“It’s a very smart political move to have that level of engagement and make sure you have people all over the government who you know,” said Ann O’Leary, who was co-director of Hillary Clinton’s transition effort before the 2016 election and the subject of intensive personnel-related urging by Warren.

Warren’s former assistant director at the Consumer Financial Protection Bureau, Rohit Chopra, has been nominated by Biden to run the agency. Her former chief of staff there, Wally Adeyemo, was appointed deputy Treasury secretary. Both also held other roles in the Obama administration. At least four of her former presidential campaign aides — Bharat Ramamurti, Sasha Baker, Maggie Thomas, and Julie Siegel — are moving into administration roles where they will deal with economic, climate, or foreign policy.


A longtime Warren ally who also worked for the Obama administration, Gary Gensler, has been nominated to run the Securities and Exchange Commission, and several more appointees ideologically aligned with her have key posts on the White House’s National Economic Council and in obscure but influential government perches.

“Joe Biden has shown from his early appointments that he understands that big economic policies will determine the success of his presidency,” said Heather McGhee, board chair of the racial justice group Color of Change.

Warren has plenty of company in the push for progressive appointees.
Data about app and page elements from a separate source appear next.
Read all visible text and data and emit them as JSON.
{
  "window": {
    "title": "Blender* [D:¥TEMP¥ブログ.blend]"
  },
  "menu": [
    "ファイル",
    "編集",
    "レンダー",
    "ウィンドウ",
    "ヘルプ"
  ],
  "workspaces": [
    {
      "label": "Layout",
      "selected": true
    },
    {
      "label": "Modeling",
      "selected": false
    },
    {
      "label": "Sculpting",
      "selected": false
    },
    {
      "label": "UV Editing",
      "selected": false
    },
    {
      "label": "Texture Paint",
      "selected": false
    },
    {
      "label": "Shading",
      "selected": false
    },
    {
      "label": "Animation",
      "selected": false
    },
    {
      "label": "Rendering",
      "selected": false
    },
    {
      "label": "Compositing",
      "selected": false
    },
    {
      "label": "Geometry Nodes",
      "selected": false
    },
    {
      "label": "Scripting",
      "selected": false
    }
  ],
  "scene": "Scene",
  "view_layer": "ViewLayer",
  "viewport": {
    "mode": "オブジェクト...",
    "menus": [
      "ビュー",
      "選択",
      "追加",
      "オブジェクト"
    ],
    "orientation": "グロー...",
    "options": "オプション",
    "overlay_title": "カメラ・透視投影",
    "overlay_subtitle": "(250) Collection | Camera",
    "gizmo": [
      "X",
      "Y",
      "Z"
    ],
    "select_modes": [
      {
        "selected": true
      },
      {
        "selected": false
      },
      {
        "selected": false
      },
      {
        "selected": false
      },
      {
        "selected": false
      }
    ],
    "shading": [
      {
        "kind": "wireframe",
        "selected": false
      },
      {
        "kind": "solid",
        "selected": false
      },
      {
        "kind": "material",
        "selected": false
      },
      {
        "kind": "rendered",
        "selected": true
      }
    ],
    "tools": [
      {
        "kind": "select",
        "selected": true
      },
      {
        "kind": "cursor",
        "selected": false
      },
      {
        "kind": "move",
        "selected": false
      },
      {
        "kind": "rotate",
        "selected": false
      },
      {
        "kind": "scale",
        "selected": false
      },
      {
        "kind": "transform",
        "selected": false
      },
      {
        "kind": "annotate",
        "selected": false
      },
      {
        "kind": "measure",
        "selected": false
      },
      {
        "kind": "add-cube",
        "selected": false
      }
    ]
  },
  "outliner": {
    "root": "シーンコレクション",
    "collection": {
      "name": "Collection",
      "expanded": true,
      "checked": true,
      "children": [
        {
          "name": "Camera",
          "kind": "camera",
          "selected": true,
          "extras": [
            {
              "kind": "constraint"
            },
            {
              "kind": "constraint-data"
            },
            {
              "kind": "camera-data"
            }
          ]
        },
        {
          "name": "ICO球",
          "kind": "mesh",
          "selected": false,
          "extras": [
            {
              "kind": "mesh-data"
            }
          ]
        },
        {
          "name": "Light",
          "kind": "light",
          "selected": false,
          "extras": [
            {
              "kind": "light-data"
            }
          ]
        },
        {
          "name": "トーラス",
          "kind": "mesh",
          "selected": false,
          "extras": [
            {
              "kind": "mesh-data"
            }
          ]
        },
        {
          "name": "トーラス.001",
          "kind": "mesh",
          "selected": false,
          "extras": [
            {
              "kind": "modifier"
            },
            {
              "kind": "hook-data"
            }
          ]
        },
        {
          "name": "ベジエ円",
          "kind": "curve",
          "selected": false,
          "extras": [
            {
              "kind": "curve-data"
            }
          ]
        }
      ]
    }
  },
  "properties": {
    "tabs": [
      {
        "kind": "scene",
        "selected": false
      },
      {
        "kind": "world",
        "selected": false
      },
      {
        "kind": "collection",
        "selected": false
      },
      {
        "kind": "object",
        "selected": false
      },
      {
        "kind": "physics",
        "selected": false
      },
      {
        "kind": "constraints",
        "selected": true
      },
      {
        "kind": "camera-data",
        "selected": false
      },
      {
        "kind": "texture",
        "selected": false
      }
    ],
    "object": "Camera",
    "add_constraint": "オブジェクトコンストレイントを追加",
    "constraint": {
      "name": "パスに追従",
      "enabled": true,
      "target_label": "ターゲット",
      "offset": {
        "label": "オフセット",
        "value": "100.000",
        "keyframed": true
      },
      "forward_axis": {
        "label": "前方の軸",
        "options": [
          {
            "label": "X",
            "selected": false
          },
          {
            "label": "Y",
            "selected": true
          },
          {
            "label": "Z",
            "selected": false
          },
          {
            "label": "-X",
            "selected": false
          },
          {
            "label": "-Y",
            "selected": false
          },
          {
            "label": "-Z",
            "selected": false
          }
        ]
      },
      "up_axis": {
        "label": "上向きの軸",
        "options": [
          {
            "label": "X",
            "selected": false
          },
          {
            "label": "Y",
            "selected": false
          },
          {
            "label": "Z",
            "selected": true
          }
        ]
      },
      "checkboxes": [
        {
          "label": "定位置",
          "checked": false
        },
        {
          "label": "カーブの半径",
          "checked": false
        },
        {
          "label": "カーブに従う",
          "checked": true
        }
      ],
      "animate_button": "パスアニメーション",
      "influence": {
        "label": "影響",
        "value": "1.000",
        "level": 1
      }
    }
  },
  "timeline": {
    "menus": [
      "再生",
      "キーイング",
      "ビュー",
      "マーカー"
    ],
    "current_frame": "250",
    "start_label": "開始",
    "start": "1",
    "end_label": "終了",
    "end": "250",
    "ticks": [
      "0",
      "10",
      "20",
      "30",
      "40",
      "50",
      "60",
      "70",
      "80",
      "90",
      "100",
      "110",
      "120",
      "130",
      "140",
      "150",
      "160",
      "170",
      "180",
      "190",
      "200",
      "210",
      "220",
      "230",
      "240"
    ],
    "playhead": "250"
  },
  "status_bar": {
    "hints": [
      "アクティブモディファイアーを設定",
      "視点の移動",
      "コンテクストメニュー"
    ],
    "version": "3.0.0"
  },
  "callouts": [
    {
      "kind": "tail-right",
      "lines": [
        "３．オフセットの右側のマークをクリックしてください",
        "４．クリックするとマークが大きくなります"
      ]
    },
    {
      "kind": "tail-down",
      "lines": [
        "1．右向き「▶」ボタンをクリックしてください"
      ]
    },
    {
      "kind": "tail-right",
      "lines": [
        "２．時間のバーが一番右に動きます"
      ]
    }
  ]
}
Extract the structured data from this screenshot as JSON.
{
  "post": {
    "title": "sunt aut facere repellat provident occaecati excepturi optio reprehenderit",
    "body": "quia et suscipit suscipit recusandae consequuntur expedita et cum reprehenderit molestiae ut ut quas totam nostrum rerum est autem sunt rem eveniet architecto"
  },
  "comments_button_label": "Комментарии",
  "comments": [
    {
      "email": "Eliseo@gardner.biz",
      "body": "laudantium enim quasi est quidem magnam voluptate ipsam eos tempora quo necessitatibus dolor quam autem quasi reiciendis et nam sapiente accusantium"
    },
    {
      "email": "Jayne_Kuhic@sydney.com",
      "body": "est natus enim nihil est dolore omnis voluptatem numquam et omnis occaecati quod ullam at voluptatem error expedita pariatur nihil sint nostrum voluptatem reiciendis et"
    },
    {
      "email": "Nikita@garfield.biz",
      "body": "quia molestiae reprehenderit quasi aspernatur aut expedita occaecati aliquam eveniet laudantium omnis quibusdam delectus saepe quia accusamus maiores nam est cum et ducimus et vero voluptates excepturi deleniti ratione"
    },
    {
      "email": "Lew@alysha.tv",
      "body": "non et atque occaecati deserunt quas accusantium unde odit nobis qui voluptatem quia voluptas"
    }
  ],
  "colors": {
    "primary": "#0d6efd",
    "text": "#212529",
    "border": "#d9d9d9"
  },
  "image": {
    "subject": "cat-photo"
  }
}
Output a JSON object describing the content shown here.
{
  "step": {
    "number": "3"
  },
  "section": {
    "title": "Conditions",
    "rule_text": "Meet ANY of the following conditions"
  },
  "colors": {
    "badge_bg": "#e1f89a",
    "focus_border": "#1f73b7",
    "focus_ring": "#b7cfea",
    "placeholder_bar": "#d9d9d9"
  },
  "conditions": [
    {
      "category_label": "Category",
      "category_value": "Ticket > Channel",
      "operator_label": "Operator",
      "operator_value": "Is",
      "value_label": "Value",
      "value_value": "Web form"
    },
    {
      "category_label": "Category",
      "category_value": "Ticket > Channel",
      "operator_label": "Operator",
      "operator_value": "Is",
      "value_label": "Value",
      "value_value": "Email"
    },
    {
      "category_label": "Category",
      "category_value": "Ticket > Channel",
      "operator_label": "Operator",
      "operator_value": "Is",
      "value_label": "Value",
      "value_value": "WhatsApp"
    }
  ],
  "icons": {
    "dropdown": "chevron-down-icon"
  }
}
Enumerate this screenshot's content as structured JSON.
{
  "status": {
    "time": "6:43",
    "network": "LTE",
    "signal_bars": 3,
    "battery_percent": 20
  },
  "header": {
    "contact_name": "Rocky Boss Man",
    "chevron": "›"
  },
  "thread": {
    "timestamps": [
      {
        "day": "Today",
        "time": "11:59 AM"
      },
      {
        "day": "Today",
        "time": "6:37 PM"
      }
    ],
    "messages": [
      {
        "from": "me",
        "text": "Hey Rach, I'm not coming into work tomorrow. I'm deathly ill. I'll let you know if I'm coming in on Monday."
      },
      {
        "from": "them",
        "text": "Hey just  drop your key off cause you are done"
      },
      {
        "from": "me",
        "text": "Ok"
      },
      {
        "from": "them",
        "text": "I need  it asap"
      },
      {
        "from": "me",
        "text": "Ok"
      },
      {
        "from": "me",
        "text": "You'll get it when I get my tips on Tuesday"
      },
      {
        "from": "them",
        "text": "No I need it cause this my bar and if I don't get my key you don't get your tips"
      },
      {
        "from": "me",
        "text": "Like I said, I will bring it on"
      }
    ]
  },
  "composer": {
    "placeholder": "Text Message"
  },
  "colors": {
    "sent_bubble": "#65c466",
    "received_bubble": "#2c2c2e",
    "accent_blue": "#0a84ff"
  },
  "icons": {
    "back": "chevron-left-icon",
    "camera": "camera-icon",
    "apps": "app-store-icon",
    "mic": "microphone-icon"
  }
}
The youth-powered Sunrise Movement advocated for Interior Secretary nominee Representative Deb Haaland — Warren’s presidential campaign co-chair — and has praised Biden’s other picks for climate and energy jobs. Progressive groups and activists have also cheered on lesser-known choices like the US Trade Representative, Katherine Tai, and other picks at the Treasury Department and the Office of Management and Budget.

“Warren helped galvanize a real shift in how progressives viewed the executive branch,” said Jeff Hauser, of the Revolving Door Project, a public interest group that monitors the executive branch. “In 2008, progressives sort of left the executive branch alone, not necessarily realizing how their absence was going to affect public policy over the years.”

During the Obama administration Warren publicly fought with Geithner, who was Treasury secretary, and helped to sink one of Obama’s nominees through public pressure. By 2015, her chief of staff, Dan Geldon, was meeting with Clinton’s aides to make personnel recommendations in advance of Clinton’s expected presidential run; the following year, Warren was on the phone with O’Leary and Clinton’s campaign manager, John Podesta, to make those pitches herself.

“She didn’t want to just see a bunch of Goldman Sachs people recycled into the government, and she had some people that I think she was very strongly supportive of,” Podesta said. He was used to hearing from prominent Democrats about a single hiring recommendation or policy, but Warren stood out for her more sweeping approach.

Outside groups like the Roosevelt Institute worked in parallel with Warren in 2016 and continued to develop those efforts in 2020.

For now, Warren seems happy with what she’s seeing — and if she’s not, she isn’t saying so publicly.

“I do my commenting,” she said, “to the transition team and the president.”

Jess Bidgood can be reached at Follow her @jessbidgood.